Officialsfrom the Regional Greenhouse Gas Initiative participating states, includingMaine, are actively working toward integrating proposed changes to thecap-and-trade program with potentially changing power market dynamics in theregion.
"Weare having constructive conversations with the other [RGGI] states,"Patrick Woodcock, director of the Maine State Energy Office, told S&PGlobal Market Intelligence.
Woodcockpointed to several moving parts, including potential impacts from the currentClean Power Plan court case, as well as ongoing New England power marketreforms.
"We[have been] encouraging a methodical review of these other policy changes inconjunction with the RGGI review. That has been the message from the state ofMaine. We have had a collaborative working relationship with the other [RGGI]states and hope that continues," Woodcock added.
RGGIis made up of Connecticut, Delaware, Maine, Massachusetts, Maryland, NewHampshire, New York, Rhode Island and Vermont. The participating states use amarket-based, cap-and-trade program to reduce greenhouse gas emissions fromregional power plants, selling nearly all emissions allowances through auctionsand investing proceeds in energy efficiency projects in the residential,commercial and municipal sectors.
Officialsin Maine are "engaged and intimately involved" with the ongoing RGGIreview process, Harry Lanphear, a spokesman from the Maine Public UtilitiesCommission, told S&P Global Market Intelligence.
Thusfar, the 2016 RGGI review has focused on several factors, one of which includesaccounting for implementation of the U.S. EPA's Clean Power Plan. The rulewould require states to meet individual carbon emissions rate limits atexisting power plants beginning in 2022. More than half of U.S. states andseveral power industry groups filed suit in the D.C. Circuit to overturn therule, but a coalition of 18 states and many environmental organizations filedpetitions to intervene in the case on the EPA's behalf. The U.S. Supreme Courtstayed the rule in February until all legal challenges are wrapped up.
Inlight of the climate goals that would be set forth by the Clean Power Plan,discussions within RGGI have centered on the use of a stricter programemissions cap of 5%.

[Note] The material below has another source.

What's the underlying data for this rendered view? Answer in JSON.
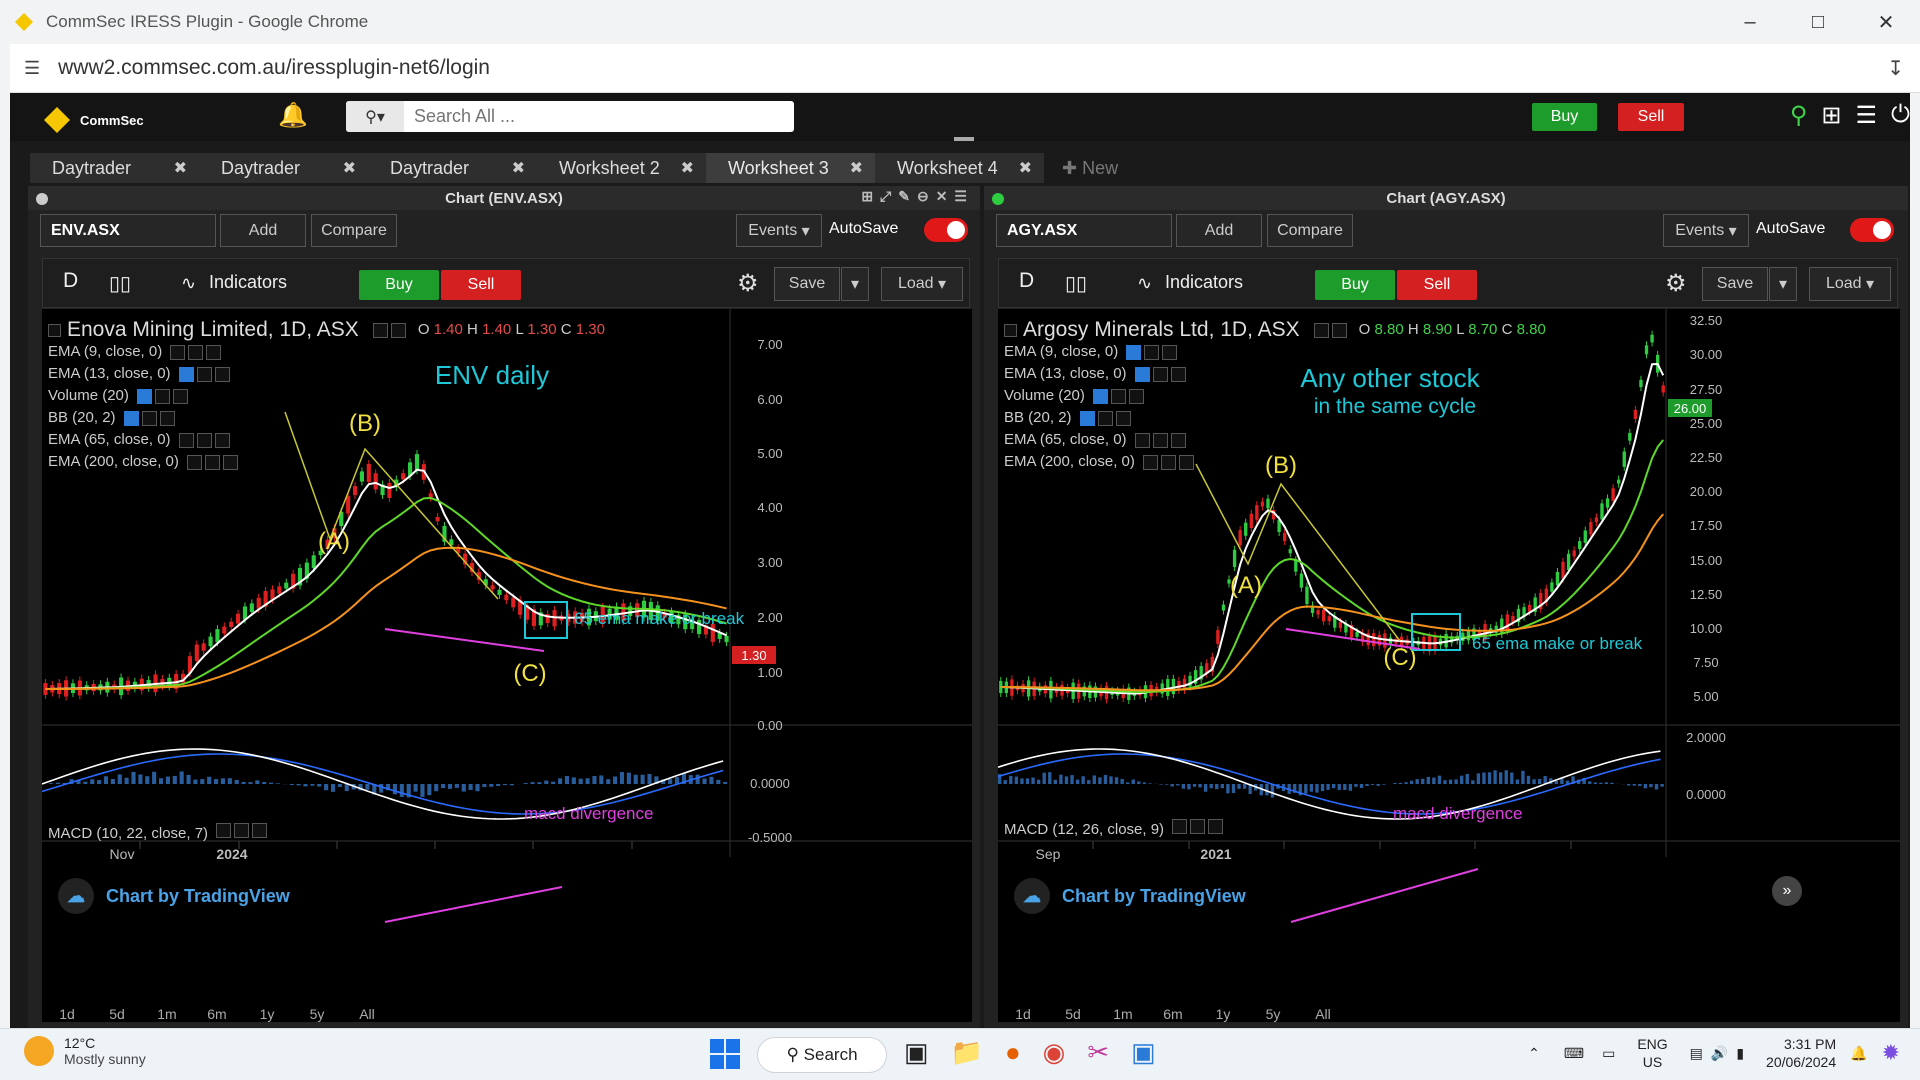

Aftera comprehensive review in 2013, and in an attempt to bring the RGGI cap in linewith actual emissions levels, the participating states in 2014 trimmed theceiling by 45%, to 91 million tons. The RGGI emissions cap declines 2.5% eachyear thereafter through 2020. The 2016 RGGI cap is 86.5 million tons.
Nonetheless,concerns remain that the tighter emissions ceiling of 5% could cause potentialharm to the economies of some RGGI member states and could raise regional powerprices.
"There'scertainly an ongoing conversation about how ambitious Maine and the otherstates would like the program to be, but I don't believe there is any realconcern as to whether they will be participants going forward," JordanStutt, policy analyst with Acadia Center, said in an email.
Althoughone of the smaller RGGI member states, since RGGI's inception in 2008, Mainehas netted a total of $81.8 million from the 33 RGGI auctions that have beenheld to date. The funds have been used to finance rate relief, energyefficiency and renewable energy projects in the state.
In2015, two-thirds of Maine's net electricity generation was from renewableenergy — 30% from hydroelectricity, 26% from biomass and 10% from wind, accordingto the U.S. Energy Information Administration.
Dueto the state's widespread use of heating oil for home heating, Mainepredominantly consumes petroleum. However, the state does not produce or refinepetroleum. With its limited use of coal and petroleum for electricity, Maine isamong one of the 10 states with the lowest carbon emissions. Additionally, Mainehad the lowest average electricity retail prices in New England at the end of2015, the EIA said.
Asthe ongoing RGGI program review heads into the final months of the year, theCollaborative for RGGI Progress, which includes the Acadia Center, , , and the NaturalResources Defense Council, recently submitted comments and recommendations toRGGI outlining that the RGGI program reduction trajectory should continuethrough 2030 in order to comply with the Clean Power Plan.
"RGGIhas modeled a 5% reduction region-wide, which would go a long way towardmeeting the 80% by 2050 goals. The group could endorse such a target if thecustomer bill impacts and electric system reliability implications wereprojected to be reasonable," the group said in its comments.
Additionally,RGGI could continue to implement a limited cost-containment reserve, but itshould be limited in size so the reduction each year is no less than 2.5%.
"Theprice trigger for the CCR should be set high enough above expected allowanceprices in order to avoid distorting bidding behavior and avoid releasingadditional allowances under normal market conditions," the collaborativenoted.
"Priorto the next program review in 2020, RGGI should evaluate the need to adjust forthe private bank of allowances existing as of Dec. 31, 2020, by reducing theannual caps over time to account for the bank, similar to the method used inthe 2012 review. Implementation of any adjustment should commence after2020," the group said.